I’m sitting here, watching the UK election results roll in. The BBC keeps thanking me for staying with them through the night, but in truth, it’s not much of a hardship from my Canberra desk with beautiful sunshine streaming through the window.
Although I’ve been gone for ten years now, I still retain an interest in UK politics. However, I don’t vote any more – largely on the ethical ground that it feels unfair to vote for a government that I’d never have to live under.
My interest exposes a strange fact of expatriate life – that, while you retain voting rights in the country you have no intention of returning to, without citizenship, you get no say in the government of the country that takes and spends your taxes.
This isn’t news to me. Despite our ten years in Denmark and my keen interest in the way politics worked in there, I would have needed a Danish passport in order to influence where my 63% income tax and 25% VAT went. In fact, it’s fair to say that the closest I came to having a voice in Danish politics was deciding who I’d vote for in the hypothetical scenario of the Danish TV drama Borgen.
In Denmark, there was no likelihood of the situation changing. Until recently, Denmark did not allow dual citizenship anyway, so in order to become Danish, I’d have had to stop being British, which felt like a bridge too far in order to get a say in my own democracy.
Australia does allow dual citizenship, which means that plenty of new migrants follow a path from new arrivals to new Australians within a four-to-five year window. In fact, two friends posted photos of their own citizenship ceremony this week, and they looked wonderfully proud to have made a full and final commitment to their new country.
All of this matters because we see ourselves as being on the same path. My children sing the Australian national anthem each morning at school – they never knew the words to either the British or Danish anthems. They talk about the long term future here – about whether they will develop Aussie accents in time, about whether they’ll stay in Canberra as adults or end up in some other state, with us as long distance visitors. They already see this as their country, their long term home.
It’s likely that there will be at least one national election in Australia and one state election in the ACT before we get a say in things. Maybe that’s fair enough, as it gives us a while to understand the policies of the various parties and the way the electoral system works here. On the other hand, there’s something to be said for the ‘no taxation without representation’ argument. As someone who is politically aware, politically opinionated and politically motivated, I’d like to express my view in elections.

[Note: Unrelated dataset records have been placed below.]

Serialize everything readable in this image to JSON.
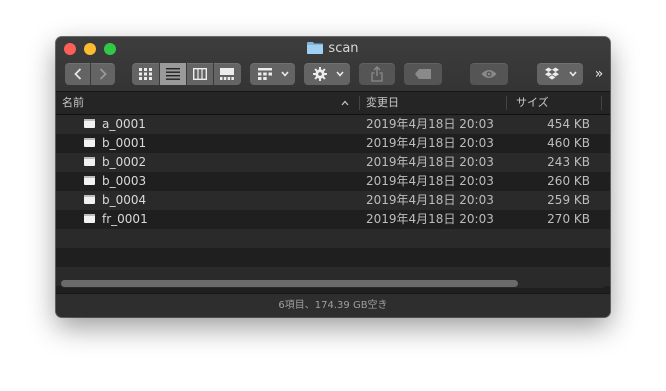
{
  "window": {
    "title": "scan"
  },
  "toolbar": {
    "overflow_label": "»",
    "icons": [
      "back-icon",
      "forward-icon",
      "grid-view-icon",
      "list-view-icon",
      "column-view-icon",
      "gallery-view-icon",
      "group-icon",
      "gear-icon",
      "share-icon",
      "tag-icon",
      "quicklook-icon",
      "dropbox-icon"
    ]
  },
  "columns": {
    "name": "名前",
    "date": "変更日",
    "size": "サイズ"
  },
  "files": [
    {
      "name": "a_0001",
      "date": "2019年4月18日 20:03",
      "size": "454 KB"
    },
    {
      "name": "b_0001",
      "date": "2019年4月18日 20:03",
      "size": "460 KB"
    },
    {
      "name": "b_0002",
      "date": "2019年4月18日 20:03",
      "size": "243 KB"
    },
    {
      "name": "b_0003",
      "date": "2019年4月18日 20:03",
      "size": "260 KB"
    },
    {
      "name": "b_0004",
      "date": "2019年4月18日 20:03",
      "size": "259 KB"
    },
    {
      "name": "fr_0001",
      "date": "2019年4月18日 20:03",
      "size": "270 KB"
    }
  ],
  "status": {
    "text": "6項目、174.39 GB空き"
  }
}
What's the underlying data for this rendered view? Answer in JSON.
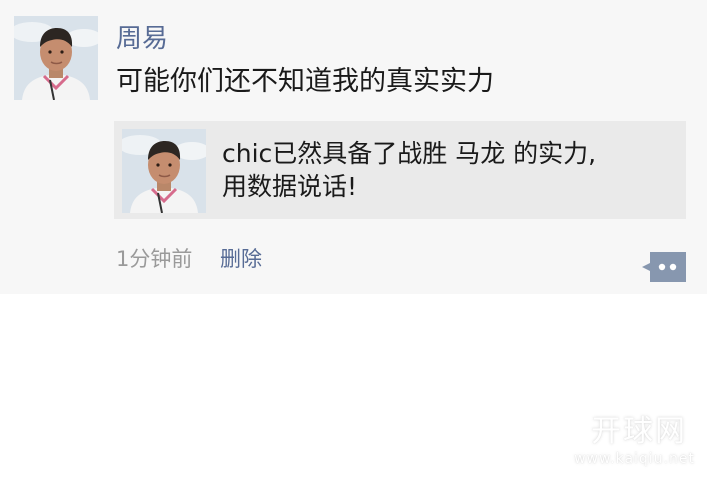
{
  "post": {
    "author": "周易",
    "text": "可能你们还不知道我的真实实力",
    "time": "1分钟前",
    "delete_label": "删除"
  },
  "shared_link": {
    "title_line1": "chic已然具备了战胜 马龙 的实力,",
    "title_line2": "用数据说话!"
  },
  "icons": {
    "comment": "comment-icon",
    "avatar": "user-avatar"
  },
  "watermark": {
    "title": "开球网",
    "url": "www.kaiqiu.net"
  },
  "colors": {
    "author_link": "#576b95",
    "background": "#f7f7f7",
    "card_background": "#eaeaea",
    "comment_button": "#8797af"
  }
}
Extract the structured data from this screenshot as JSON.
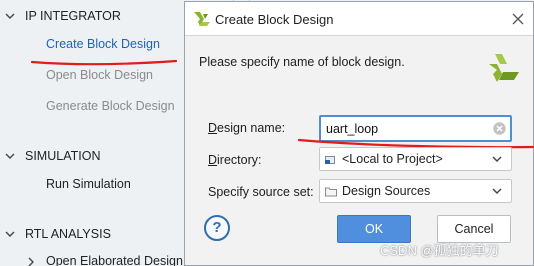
{
  "flow_navigator": {
    "ip_integrator": {
      "title": "IP INTEGRATOR",
      "items": [
        "Create Block Design",
        "Open Block Design",
        "Generate Block Design"
      ]
    },
    "simulation": {
      "title": "SIMULATION",
      "items": [
        "Run Simulation"
      ]
    },
    "rtl_analysis": {
      "title": "RTL ANALYSIS",
      "items": [
        "Open Elaborated Design"
      ]
    }
  },
  "dialog": {
    "title": "Create Block Design",
    "prompt": "Please specify name of block design.",
    "design_name": {
      "label_mnemonic": "D",
      "label_rest": "esign name:",
      "value": "uart_loop"
    },
    "directory": {
      "label_mnemonic": "D",
      "label_rest": "irectory:",
      "value": "<Local to Project>"
    },
    "source_set": {
      "label": "Specify source set:",
      "value": "Design Sources"
    },
    "buttons": {
      "help": "?",
      "ok": "OK",
      "cancel": "Cancel"
    }
  },
  "colors": {
    "link": "#1e63b4",
    "primary_button": "#4f8fdd",
    "annotation_red": "#e21b1b",
    "logo_green": "#8bb531"
  },
  "icons": [
    "chevron-down-icon",
    "chevron-right-icon",
    "vivado-logo-icon",
    "close-icon",
    "clear-icon",
    "folder-icon",
    "help-icon"
  ],
  "watermark": "CSDN @孤独的单刀"
}
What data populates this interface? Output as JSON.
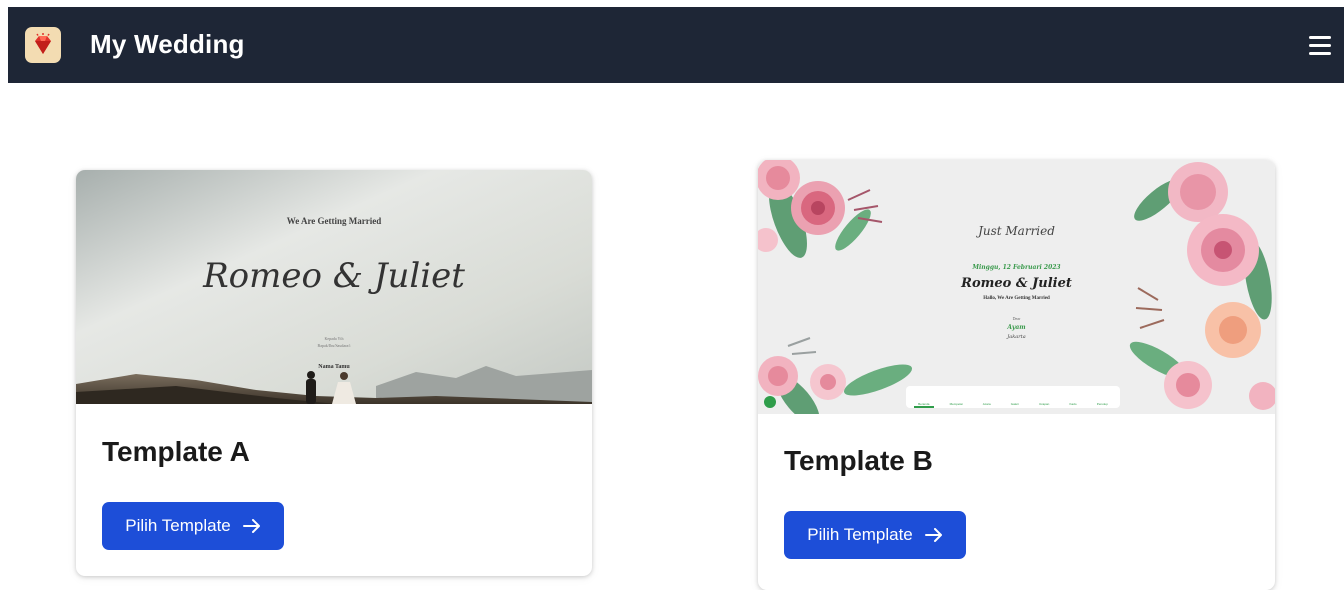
{
  "app": {
    "title": "My Wedding",
    "logo_icon": "diamond-icon",
    "menu_icon": "hamburger-menu-icon"
  },
  "colors": {
    "navbar": "#1e2636",
    "button": "#1d4ed8",
    "logo_bg": "#f3dcb2",
    "logo_gem": "#e0322b"
  },
  "templates": [
    {
      "title": "Template A",
      "button_label": "Pilih Template",
      "preview": {
        "heading": "We Are Getting Married",
        "names": "Romeo & Juliet",
        "line1": "Kepada Yth",
        "line2": "Bapak/Ibu/Saudara/i",
        "guest": "Nama Tamu"
      }
    },
    {
      "title": "Template B",
      "button_label": "Pilih Template",
      "preview": {
        "badge": "Just Married",
        "date": "Minggu, 12 Februari 2023",
        "names": "Romeo & Juliet",
        "subtitle": "Hallo, We Are Getting Married",
        "to": "Dear",
        "guest": "Ayam",
        "city": "Jakarta",
        "nav": [
          "Beranda",
          "Mempelai",
          "Acara",
          "Galeri",
          "Ucapan",
          "Kado",
          "Penutup"
        ]
      }
    }
  ]
}
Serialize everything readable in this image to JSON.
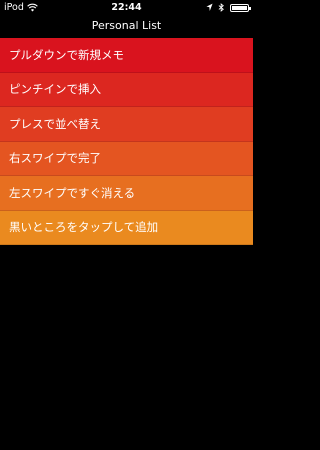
{
  "status_bar": {
    "carrier": "iPod",
    "time": "22:44"
  },
  "nav": {
    "title": "Personal List"
  },
  "list": {
    "items": [
      {
        "label": "プルダウンで新規メモ",
        "color": "#D9131E"
      },
      {
        "label": "ピンチインで挿入",
        "color": "#DC2720"
      },
      {
        "label": "プレスで並べ替え",
        "color": "#E03D21"
      },
      {
        "label": "右スワイプで完了",
        "color": "#E45521"
      },
      {
        "label": "左スワイプですぐ消える",
        "color": "#E76F20"
      },
      {
        "label": "黒いところをタップして追加",
        "color": "#EA8A1F"
      }
    ]
  }
}
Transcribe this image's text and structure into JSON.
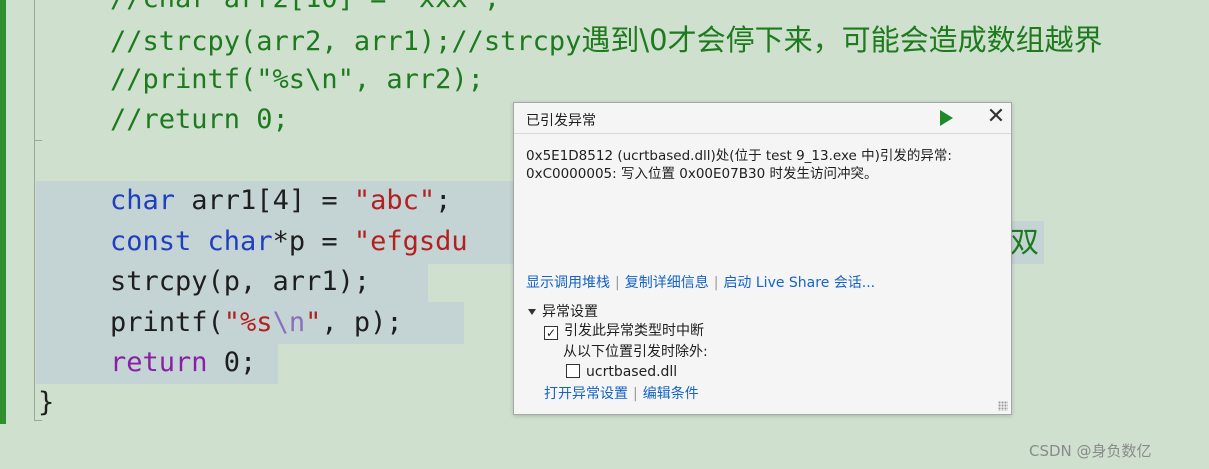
{
  "code_lines": {
    "l0": "//char arr2[10] = \"xxx\";",
    "l1_comment": "//strcpy(arr2, arr1);//strcpy",
    "l1_cjk": "遇到\\0才会停下来，可能会造成数组越界",
    "l2": "//printf(\"%s\\n\", arr2);",
    "l3": "//return 0;",
    "l4_kw": "char",
    "l4_mid": " arr1[4] = ",
    "l4_str": "\"abc\"",
    "l4_end": ";",
    "l5_kw1": "const",
    "l5_kw2": "char",
    "l5_mid": "*p = ",
    "l5_str": "\"efgsdu",
    "l5_tail_fragment": "双",
    "l6": "strcpy(p, arr1);",
    "l7_pre": "printf(",
    "l7_str1": "\"%s",
    "l7_esc": "\\n",
    "l7_str2": "\"",
    "l7_end": ", p);",
    "l8_kw": "return",
    "l8_end": " 0;",
    "l9": "}"
  },
  "dialog": {
    "title": "已引发异常",
    "message_line1": "0x5E1D8512 (ucrtbased.dll)处(位于 test 9_13.exe 中)引发的异常:",
    "message_line2": "0xC0000005: 写入位置 0x00E07B30 时发生访问冲突。",
    "link_call_stack": "显示调用堆栈",
    "link_copy_details": "复制详细信息",
    "link_live_share": "启动 Live Share 会话...",
    "section_title": "异常设置",
    "checkbox_break_label": "引发此异常类型时中断",
    "checkbox_break_checked": true,
    "except_label": "从以下位置引发时除外:",
    "checkbox_dll_label": "ucrtbased.dll",
    "checkbox_dll_checked": false,
    "link_open_settings": "打开异常设置",
    "link_edit_conditions": "编辑条件",
    "continue_icon": "play-icon",
    "close_icon": "close-icon"
  },
  "watermark": "CSDN @身负数亿",
  "colors": {
    "editor_bg": "#cfe0cf",
    "comment": "#1d7a1d",
    "keyword": "#1f3fbf",
    "return_keyword": "#8a1fa6",
    "string": "#b22020",
    "link": "#1463c7"
  }
}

For now, I have a passive interest in the elections of three countries, but I’m looking forward to the day when I have an active interest in one. This one.